DIRECTIONS: Among the lines below, return each one that contains the word "data".

App and web page records:
****************************************

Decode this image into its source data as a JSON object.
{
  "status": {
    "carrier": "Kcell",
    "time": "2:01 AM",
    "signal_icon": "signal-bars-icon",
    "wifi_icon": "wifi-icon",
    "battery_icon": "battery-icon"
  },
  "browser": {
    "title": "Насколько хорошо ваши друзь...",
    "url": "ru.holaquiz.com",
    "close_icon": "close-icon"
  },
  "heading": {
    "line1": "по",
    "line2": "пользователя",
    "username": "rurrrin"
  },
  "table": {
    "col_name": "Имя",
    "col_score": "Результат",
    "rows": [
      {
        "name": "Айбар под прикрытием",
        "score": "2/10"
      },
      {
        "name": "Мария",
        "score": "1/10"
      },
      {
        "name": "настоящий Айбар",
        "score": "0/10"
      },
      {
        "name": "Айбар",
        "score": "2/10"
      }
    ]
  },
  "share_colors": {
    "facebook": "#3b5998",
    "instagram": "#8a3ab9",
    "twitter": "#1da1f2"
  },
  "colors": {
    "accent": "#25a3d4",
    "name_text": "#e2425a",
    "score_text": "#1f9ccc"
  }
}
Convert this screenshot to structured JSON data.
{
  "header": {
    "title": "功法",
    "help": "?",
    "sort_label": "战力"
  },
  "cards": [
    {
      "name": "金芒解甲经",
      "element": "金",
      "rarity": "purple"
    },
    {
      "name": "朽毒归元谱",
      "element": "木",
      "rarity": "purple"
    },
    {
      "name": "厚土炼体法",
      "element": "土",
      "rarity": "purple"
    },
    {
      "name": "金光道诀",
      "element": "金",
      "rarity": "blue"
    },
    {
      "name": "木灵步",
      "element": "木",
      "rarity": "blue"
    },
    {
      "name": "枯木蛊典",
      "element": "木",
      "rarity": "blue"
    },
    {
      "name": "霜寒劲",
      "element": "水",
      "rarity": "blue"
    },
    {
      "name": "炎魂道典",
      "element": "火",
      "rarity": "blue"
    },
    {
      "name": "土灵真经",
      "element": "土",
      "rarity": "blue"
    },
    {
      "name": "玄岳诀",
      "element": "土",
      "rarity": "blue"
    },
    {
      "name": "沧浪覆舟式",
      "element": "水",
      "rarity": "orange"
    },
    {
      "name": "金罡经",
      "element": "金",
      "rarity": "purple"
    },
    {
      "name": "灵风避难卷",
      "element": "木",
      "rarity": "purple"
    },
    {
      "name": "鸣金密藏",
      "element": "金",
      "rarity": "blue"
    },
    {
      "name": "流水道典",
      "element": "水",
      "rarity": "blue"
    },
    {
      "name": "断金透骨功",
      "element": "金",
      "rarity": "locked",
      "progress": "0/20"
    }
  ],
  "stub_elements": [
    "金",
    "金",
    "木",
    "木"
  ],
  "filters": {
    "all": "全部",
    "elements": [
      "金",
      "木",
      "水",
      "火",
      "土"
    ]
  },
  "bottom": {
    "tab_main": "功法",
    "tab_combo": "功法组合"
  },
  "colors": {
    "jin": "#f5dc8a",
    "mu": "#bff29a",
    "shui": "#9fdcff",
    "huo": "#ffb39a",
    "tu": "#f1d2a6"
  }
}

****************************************

ANSWER TO THE EXERCISE:
Decode this image into its source data as a JSON object.
Convert this screenshot to structured JSON data.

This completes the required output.